Our founder and website were written up in the Montana Standard!
View the online article here and below, or click the images below for scans from the paper!
Land snorkeling —
Effort reacquaints adults and kids with nature
A squirrel uses tree branches as his own personal highway.
A spider sits in the center of his web, waiting patiently for prey.
The air is cool and minty at Lewis and Clark Caverns State Park, east of Whitehall, on this early August morning, and the light on the soft purple fireweed blossoms is striking.
All of nature’s little pieces garner attention on a land-snorkeling expedition.
On this particular Saturday morning, a small troupe of self-proclaimed “snork dorks” ambled mindfully through Montana’s oldest state park, noting the textural differences between species of leaves and stopping to examine the tiniest caterpillar with a jeweler’s loupe.
The expedition’s leader, Carol Guzman, coined the term “land snorkeling” more than 20 years ago while exploring Sedona, Ariz., with her husband.

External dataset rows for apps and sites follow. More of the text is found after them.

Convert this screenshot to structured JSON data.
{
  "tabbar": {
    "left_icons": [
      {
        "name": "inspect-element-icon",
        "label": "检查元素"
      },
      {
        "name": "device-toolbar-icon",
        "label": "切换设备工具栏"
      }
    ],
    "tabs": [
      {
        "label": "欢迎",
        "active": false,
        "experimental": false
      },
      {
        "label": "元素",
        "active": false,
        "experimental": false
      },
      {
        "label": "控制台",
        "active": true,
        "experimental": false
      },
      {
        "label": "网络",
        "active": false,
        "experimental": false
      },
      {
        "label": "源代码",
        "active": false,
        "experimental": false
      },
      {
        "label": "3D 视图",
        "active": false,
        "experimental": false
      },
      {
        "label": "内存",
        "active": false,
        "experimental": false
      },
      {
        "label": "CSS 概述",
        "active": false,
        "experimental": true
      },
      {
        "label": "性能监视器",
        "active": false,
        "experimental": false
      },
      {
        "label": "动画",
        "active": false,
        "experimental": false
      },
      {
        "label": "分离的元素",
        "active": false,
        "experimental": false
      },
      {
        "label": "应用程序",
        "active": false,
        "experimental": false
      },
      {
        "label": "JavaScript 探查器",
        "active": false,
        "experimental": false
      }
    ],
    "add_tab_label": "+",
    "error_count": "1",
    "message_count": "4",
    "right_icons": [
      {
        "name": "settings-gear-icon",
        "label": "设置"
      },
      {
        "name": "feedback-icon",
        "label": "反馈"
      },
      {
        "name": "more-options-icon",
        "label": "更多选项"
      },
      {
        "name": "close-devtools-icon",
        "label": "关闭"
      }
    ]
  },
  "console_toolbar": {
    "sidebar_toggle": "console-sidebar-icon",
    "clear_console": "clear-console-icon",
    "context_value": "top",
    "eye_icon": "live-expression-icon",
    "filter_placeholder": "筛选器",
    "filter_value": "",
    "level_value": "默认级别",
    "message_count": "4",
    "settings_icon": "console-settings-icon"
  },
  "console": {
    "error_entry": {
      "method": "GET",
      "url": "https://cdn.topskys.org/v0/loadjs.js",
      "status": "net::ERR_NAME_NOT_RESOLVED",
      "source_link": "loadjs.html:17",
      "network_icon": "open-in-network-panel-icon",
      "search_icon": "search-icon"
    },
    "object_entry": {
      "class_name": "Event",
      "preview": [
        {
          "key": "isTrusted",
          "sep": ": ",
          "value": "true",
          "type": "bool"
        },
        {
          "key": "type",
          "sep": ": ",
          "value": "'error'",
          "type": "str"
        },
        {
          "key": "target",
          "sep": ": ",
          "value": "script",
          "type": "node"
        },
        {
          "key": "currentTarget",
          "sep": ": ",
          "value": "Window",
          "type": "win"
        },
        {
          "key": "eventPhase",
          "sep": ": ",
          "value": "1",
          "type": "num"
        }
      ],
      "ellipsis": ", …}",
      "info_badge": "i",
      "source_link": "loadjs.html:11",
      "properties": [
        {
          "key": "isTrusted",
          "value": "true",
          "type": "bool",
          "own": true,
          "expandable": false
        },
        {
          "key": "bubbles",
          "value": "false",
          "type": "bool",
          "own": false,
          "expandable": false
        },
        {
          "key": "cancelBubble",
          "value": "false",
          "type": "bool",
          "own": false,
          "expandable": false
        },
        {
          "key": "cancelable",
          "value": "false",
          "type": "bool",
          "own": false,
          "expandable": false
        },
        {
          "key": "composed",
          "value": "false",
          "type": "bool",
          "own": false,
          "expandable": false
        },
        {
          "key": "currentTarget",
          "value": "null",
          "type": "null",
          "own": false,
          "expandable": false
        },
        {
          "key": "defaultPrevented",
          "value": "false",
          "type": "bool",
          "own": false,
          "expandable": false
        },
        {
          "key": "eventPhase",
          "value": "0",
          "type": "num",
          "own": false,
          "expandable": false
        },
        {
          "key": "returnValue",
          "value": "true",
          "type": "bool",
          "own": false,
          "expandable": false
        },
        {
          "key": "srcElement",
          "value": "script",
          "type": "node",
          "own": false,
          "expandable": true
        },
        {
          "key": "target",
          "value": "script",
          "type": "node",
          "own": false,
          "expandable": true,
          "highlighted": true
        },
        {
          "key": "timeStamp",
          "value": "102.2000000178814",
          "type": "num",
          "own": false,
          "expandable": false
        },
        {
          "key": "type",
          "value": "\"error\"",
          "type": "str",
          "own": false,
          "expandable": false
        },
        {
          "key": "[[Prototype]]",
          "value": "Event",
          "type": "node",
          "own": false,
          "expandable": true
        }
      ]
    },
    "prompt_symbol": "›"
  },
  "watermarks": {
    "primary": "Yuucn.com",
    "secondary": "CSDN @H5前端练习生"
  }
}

She noticed the parallels between her exploration and recreational snorkeling, in which participants spend time closely examining the underwater world without a destination or purpose.
Guzman, a Clyde Park painter who lived in New York for 13 years, always noticed the way people flocked to Central Park, no matter what time of year. People seemed drawn to nature, even in the most urban of locations.
But it’s not only Central Park where people can connect to the natural world.
“Even in a vacant lot you can go find a bug,” Guzman said. “Nature is very invasive. Nature is every place you look.”
Guzman’s land snorkeling initiative was borne out of concern about the way 21st Century children view nature. Guzman was inspired by Richard Louv’s “Last Child in the Woods,” a nonfiction book about the disadvantage for kids leading mostly nature-free lives, and his following work, “The Nature Principal.”
When she was a kid, Guzman’s mom would just tell her, “Go out and play.” And she would, finding trees to climb and woods in which to play.
These days, Guzman thinks parents may be reluctant to send their children off into nature, and kids are learning to think that there’s something dangerous about the outdoors. Couple that fear with technology that’s so readily available indoors, and it’s pretty easy for people to stay inside.
You can watch all the nature you want on the computer or TV, Guzman said, but it’s not the same.
“You don’t get the smells, the temperature changes, the light changes,” Guzman said. “(Getting out) feeds your soul so much more than being on your computer.”
The whole idea behind land snorkeling, Guzman said, is to get kids and adults alike reacquainted with nature. But to get the word out, she and her husband antithetically turned to technology.
“We did an oxymoron and developed a website that basically says, ‘Turn this off and go outside!’” Guzman said, laughing. See www.landsnorkel.com
Guzman said goals are usually an important feature of outdoor excursions these days, but they’re not necessary.
“It’s really interesting not going with any destination in mind,” Guzman said. “It’s not like taking a march to the top of a mountain.”
In fact, over the course of about 40 minutes, the group made it a little more than one-eighth of a mile.
But the things they noticed may have been missed at any other pace: the way the stem-like fireweed seed pods open to reveal long feathery seeds; the sharp pine scent of juniper berries; the skilled weave of a small nest off the beaten path.
All those little things, Guzman said, are part of the whole web of everything that sustains us.